The frightening reality is, like them or not, sharks play a crucial role on this planet. Our existence is, in part, dependent on theirs. Sharks are a critical component in an ecosystem that provides 1/3 of our world with food, produces more oxygen than all the rainforests combined, removes half of the atmosphere’s manmade carbon dioxide (greenhouse gas), and controls our planet’s temperature and weather. As the apex predators of the oceans, they keep other marine life in healthy balance. Remove sharks and that balance is seriously upset. Studies are indicating that regional elimination of sharks can cause disastrous effects including the collapse of fisheries and the death of coral reefs.
Ethical practices to safeguard sharks, our oceans and our planet are not only the responsibility of individual people, but also the responsibility of business. That is why we encourage businesses and restaurants owners to go Fin Free and celebrate their achievements with a Fin Free Certification. Let us know if we can sign you up! ! If you know of a business or restaurant that is serving shark fin products and want to encourage responsible business practices, here are some resources to help:
- Download our Restaurant Letter to ask the business owner to end the sale and trade of shark products.
- If you don’t get the results you want, we encourage you to build community support with a business petition showing the owner that there is larger consumer demand for them to go Fin Free.
- We advise all individuals and groups to speak with business owners in a friendly and respectful manner at all times.

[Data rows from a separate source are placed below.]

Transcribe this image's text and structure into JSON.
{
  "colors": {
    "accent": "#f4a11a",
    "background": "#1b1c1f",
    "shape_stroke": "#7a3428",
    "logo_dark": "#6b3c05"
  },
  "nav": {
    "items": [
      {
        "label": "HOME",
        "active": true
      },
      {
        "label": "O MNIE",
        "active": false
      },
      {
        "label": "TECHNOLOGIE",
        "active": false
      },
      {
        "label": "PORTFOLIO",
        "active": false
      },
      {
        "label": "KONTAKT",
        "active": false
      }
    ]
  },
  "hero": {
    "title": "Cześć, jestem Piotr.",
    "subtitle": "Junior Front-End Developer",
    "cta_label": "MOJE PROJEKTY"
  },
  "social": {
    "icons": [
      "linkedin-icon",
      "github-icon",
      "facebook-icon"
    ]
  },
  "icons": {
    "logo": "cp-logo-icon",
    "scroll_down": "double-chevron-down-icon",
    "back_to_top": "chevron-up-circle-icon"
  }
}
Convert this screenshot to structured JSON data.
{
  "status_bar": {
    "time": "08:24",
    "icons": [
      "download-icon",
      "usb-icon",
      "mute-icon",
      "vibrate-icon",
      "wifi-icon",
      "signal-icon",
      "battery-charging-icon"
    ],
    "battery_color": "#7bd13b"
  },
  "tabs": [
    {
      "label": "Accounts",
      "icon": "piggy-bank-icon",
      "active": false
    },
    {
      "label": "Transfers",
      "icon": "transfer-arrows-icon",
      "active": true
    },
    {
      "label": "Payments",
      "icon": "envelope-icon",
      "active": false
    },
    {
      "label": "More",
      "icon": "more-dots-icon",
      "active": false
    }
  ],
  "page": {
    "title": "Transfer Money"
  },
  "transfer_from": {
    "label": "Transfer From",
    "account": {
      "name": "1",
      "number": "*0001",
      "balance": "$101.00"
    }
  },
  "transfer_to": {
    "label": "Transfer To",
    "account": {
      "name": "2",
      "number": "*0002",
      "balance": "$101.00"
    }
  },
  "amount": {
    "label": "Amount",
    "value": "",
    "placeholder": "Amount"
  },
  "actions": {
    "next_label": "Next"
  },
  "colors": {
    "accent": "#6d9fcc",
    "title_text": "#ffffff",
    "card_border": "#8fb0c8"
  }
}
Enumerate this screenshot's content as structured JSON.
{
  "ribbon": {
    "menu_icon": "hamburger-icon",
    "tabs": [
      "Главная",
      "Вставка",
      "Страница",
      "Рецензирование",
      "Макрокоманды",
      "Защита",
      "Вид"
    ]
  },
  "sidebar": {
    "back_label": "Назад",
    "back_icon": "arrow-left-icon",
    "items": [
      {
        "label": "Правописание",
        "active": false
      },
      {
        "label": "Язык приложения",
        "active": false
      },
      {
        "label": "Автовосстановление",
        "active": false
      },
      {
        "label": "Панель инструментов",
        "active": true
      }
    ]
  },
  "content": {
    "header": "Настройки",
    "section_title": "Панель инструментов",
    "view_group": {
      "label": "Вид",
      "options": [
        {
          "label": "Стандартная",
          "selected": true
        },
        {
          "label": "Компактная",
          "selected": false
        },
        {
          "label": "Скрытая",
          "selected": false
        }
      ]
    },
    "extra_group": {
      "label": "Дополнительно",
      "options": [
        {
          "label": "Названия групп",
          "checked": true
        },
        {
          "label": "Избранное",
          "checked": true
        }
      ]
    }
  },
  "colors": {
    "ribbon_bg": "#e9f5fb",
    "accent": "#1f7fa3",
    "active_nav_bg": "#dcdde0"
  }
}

Remember that the movement to ban shark fins is not based on race or nationality, and while the discussion might make some people feel uncomfortable, we are addressing the shark fin trade from all aspects. This includes consumers, businesses, retailers, shark fishermen, traders, lawmakers, fisheries experts and governmental agencies and most importantly, vulnerable sharks -- none of which are associated with one race or culture. Global awareness reflects the cultural shift we are seeing: people of all backgrounds want to protect sharks for generations to come.